01:00 AM EDT on Sunday, July 8, 2007

YESTERDAY’S FATAL,

by Jan Brogan.

St. Martin’s. 324 pages. $24.95.

BY SAM COALE
Special to the Journal

Jan Brogan’s third mystery — she is the author of A Confidential Source and Final Copy, both of which I enjoyed — gets off to a breathless start with a dead woman in a car, which bursts into flame by a tree out in the country on a rainy night. But there’s an odd circumstance: the driver’s door is open.

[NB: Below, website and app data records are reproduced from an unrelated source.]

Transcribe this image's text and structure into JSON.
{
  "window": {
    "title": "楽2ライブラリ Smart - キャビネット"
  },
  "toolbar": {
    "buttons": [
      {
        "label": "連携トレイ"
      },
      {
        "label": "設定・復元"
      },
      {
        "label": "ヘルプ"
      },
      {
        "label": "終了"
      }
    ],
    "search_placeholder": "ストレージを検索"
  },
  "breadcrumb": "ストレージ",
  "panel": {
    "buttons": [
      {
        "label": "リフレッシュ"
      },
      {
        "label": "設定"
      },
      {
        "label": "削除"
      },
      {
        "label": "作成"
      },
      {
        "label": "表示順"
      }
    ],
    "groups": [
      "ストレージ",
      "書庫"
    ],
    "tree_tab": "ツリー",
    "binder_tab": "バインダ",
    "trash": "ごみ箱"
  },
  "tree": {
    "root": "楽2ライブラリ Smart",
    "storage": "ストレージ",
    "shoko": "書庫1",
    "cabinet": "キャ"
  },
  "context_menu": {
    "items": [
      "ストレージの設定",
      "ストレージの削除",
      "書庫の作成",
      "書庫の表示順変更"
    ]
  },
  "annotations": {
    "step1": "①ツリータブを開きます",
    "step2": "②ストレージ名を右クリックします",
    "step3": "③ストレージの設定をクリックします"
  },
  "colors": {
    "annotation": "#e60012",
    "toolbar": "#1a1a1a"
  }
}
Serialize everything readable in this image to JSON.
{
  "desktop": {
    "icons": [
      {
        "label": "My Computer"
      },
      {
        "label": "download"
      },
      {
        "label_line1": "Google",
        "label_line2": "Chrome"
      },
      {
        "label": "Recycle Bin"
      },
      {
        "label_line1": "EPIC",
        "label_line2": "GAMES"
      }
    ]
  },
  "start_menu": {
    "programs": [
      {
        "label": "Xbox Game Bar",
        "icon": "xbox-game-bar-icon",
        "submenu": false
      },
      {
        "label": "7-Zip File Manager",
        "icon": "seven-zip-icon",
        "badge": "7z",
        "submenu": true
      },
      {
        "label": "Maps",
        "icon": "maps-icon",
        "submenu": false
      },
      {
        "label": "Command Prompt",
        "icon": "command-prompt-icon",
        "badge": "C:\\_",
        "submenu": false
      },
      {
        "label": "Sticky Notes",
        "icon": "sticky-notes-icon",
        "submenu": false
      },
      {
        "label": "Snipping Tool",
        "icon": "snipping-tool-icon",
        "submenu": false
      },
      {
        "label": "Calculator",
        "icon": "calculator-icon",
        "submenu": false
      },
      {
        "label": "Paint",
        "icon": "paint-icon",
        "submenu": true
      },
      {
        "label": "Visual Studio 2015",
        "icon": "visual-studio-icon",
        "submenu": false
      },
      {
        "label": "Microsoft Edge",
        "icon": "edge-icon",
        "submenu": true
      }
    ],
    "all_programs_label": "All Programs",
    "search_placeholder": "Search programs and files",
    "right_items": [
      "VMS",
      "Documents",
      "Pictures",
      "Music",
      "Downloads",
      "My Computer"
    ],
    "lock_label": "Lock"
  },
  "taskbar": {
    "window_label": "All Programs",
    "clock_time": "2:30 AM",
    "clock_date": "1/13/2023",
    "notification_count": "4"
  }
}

Lizette Gorda’s body is discovered by Hallie Ahern, investigative reporter for the Providence Morning Chronicle (loosely based on The Providence Journal, for which Brogan once wrote), who recently moved to Providence from Boston, having overcome her addictions to gambling and sleeping pills and the death of her brother. “I have sort of an all-or-nothing personality,” she admits.

The mystery builds slowly, carefully, as Hallie, suspecting that Gorda has been murdered, stumbles upon an insurance scam, staged car accidents, a predatory car ring, a grimy underworld of car body shops and spurious clinics, the ubiquitous presence of Tito Manaforte, and the tangled, often illegal immigrant world of Dominicans and others willing to do anything for money to survive.

Her adrenaline-infused sense of risk and various close calls hurl us headlong into the tale, as suspense and suspicions gather and erupt. She barely manages to escape being killed at least twice, and is haunted by men who are following her and an ever-present fear, which comes from trying to expose a vast, octopus-like conspiracy.

At the same time, the Chronicle’s been sold, and the new management plans to lay off 15 percent of the newspaper’s staff. Hallie needs a big story to keep her job. She’s also involved with Matt Cavanaugh in the attorney general’s office and becomes involved with a gorgeous hunk, attorney Dane Piedmont. Beware lawyers in heat.

Brogan’s plotting is terrific. Like pulling a loose thread on a sweater that slowly unravels, her heroine stalks the various players in an elaborate scheme that leads into a dark labyrinthine realm of double dealers, payoffs, bribes, embezzlers, murderers, slick con artists, gamblers, stolen documents, elusive informants, car crashes, loan sharks and the Big T Auto Body Shop.

For Rhode Islanders, the book’s especially fun as Brogan discovers bodies in West Greenwich, gambles at the dog track in Lincoln, and prowls the streets of Providence, living in an apartment at Wayland Square and dining at Al Forno, the Z-Bar and Grille on Wickenden Street, and McCormick & Schmick’s at the Biltmore.

This is a terrific mystery: savvy, incisive, clear-eyed and craftily detailed. We get initiated into a harrowing criminal enterprise insidiously entangled with Providence, an enormous web of corruption and kickbacks. It’ll grab you and keep you guessing until the final fiery inferno.

YESTERDAY’S FATAL,